-- EXERCISE REQUIREMENTS --
Only lines holding the word "redirected" should be copied from the material.

-- THE DATA --
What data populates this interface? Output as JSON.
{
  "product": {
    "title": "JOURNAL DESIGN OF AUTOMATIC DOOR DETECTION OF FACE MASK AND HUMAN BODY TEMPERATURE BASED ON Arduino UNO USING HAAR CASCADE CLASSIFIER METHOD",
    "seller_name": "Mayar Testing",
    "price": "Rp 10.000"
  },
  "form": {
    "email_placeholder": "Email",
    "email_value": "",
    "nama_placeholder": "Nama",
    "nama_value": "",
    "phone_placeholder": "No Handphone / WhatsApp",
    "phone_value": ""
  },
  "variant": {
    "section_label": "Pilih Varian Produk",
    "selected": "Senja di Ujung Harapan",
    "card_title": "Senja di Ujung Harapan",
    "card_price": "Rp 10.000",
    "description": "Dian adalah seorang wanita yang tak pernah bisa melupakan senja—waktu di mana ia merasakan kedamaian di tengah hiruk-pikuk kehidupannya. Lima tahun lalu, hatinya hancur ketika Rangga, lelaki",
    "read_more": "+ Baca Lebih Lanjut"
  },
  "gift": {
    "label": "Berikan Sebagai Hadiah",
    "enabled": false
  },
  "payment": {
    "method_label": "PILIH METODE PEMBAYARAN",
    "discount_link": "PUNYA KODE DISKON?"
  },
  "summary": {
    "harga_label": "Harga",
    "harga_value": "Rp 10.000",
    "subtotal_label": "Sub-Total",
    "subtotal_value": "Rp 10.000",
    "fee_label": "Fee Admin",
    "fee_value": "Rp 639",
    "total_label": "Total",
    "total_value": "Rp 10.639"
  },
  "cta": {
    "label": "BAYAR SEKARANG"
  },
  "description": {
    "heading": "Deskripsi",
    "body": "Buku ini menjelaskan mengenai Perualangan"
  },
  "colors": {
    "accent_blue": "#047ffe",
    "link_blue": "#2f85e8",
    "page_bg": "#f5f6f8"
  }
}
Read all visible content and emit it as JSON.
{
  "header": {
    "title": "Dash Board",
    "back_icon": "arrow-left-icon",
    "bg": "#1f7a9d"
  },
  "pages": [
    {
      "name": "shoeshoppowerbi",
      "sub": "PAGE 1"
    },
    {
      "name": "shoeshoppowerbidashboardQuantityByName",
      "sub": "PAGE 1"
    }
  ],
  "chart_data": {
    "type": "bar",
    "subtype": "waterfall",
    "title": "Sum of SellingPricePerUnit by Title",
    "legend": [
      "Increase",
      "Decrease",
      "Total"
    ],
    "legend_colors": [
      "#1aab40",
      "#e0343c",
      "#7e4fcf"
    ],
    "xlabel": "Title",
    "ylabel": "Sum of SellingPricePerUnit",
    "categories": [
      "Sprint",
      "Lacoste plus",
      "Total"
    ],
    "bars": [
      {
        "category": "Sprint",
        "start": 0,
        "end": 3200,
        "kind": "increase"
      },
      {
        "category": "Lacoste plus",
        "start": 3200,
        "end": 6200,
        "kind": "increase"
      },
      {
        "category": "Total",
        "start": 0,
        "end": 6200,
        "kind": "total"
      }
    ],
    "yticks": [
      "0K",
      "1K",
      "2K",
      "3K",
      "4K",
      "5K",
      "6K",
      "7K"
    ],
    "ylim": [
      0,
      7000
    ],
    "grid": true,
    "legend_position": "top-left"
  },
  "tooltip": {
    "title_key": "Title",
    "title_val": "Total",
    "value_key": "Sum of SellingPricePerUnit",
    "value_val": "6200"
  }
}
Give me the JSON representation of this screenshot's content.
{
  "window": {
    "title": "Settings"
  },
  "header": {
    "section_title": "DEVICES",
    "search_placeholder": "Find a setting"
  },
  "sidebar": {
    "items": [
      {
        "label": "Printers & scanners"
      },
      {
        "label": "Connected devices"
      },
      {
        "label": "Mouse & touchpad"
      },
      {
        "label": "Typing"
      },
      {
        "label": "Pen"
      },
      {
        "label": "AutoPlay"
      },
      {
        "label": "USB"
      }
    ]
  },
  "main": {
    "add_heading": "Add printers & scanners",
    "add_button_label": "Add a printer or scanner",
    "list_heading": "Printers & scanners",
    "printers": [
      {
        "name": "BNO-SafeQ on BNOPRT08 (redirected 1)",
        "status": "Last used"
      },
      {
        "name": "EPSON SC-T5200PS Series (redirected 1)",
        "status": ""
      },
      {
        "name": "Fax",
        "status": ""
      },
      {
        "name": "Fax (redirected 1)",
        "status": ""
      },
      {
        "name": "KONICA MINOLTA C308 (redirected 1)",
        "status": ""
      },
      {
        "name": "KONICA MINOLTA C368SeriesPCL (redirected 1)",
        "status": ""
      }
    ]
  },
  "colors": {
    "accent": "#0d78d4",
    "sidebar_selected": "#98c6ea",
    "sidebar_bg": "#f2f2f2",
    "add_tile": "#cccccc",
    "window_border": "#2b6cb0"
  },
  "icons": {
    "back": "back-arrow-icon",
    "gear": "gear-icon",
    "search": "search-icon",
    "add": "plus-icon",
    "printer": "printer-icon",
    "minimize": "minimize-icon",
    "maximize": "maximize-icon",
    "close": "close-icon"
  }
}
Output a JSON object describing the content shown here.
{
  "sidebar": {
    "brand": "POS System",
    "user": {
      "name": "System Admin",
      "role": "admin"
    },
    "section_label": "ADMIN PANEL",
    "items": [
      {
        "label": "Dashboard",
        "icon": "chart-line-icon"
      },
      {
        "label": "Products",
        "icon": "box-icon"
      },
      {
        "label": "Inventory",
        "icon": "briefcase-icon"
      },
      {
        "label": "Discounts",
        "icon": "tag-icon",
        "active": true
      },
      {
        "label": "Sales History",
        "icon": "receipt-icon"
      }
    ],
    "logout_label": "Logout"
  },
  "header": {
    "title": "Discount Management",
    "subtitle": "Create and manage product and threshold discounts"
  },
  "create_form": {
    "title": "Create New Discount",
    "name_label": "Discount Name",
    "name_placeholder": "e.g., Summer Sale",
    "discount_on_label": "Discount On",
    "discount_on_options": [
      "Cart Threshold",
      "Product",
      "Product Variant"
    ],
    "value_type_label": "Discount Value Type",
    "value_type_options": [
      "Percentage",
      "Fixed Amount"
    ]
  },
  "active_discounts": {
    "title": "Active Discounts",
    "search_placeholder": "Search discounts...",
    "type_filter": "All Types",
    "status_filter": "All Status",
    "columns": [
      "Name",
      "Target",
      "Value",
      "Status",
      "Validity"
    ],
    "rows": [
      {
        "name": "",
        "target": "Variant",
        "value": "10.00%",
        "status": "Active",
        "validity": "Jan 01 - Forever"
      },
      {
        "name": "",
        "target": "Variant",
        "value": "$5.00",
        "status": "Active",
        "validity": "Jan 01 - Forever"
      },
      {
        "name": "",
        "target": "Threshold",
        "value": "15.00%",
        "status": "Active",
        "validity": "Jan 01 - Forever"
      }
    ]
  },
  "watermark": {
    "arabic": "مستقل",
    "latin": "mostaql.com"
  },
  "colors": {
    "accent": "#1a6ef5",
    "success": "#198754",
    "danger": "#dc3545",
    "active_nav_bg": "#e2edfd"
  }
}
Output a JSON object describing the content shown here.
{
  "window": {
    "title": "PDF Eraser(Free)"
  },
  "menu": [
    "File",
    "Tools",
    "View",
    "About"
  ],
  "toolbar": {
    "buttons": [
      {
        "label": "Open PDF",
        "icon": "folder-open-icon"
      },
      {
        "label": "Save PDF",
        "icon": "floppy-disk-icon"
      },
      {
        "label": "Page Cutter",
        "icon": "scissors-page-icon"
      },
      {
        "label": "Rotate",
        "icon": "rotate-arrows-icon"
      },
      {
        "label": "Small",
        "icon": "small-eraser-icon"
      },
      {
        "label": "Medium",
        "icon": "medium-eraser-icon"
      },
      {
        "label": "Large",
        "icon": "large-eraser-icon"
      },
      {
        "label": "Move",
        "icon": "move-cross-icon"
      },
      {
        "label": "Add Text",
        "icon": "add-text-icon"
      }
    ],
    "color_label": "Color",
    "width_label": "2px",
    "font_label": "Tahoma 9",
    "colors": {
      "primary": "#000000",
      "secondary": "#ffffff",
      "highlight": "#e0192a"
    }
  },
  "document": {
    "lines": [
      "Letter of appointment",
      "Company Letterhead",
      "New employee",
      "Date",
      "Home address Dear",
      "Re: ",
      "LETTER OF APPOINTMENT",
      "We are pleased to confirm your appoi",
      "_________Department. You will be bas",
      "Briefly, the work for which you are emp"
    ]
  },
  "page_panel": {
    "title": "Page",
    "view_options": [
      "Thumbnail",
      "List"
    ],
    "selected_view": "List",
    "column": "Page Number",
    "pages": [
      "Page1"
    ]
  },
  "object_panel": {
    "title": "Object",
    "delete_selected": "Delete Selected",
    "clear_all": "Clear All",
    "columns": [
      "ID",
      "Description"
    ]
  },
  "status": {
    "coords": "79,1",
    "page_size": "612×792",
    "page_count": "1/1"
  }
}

-- ANSWER TO THIS EXERCISE --
        "name": "BNO-SafeQ on BNOPRT08 (redirected 1)",
        "name": "EPSON SC-T5200PS Series (redirected 1)",
        "name": "Fax (redirected 1)",
        "name": "KONICA MINOLTA C308 (redirected 1)",
        "name": "KONICA MINOLTA C368SeriesPCL (redirected 1)",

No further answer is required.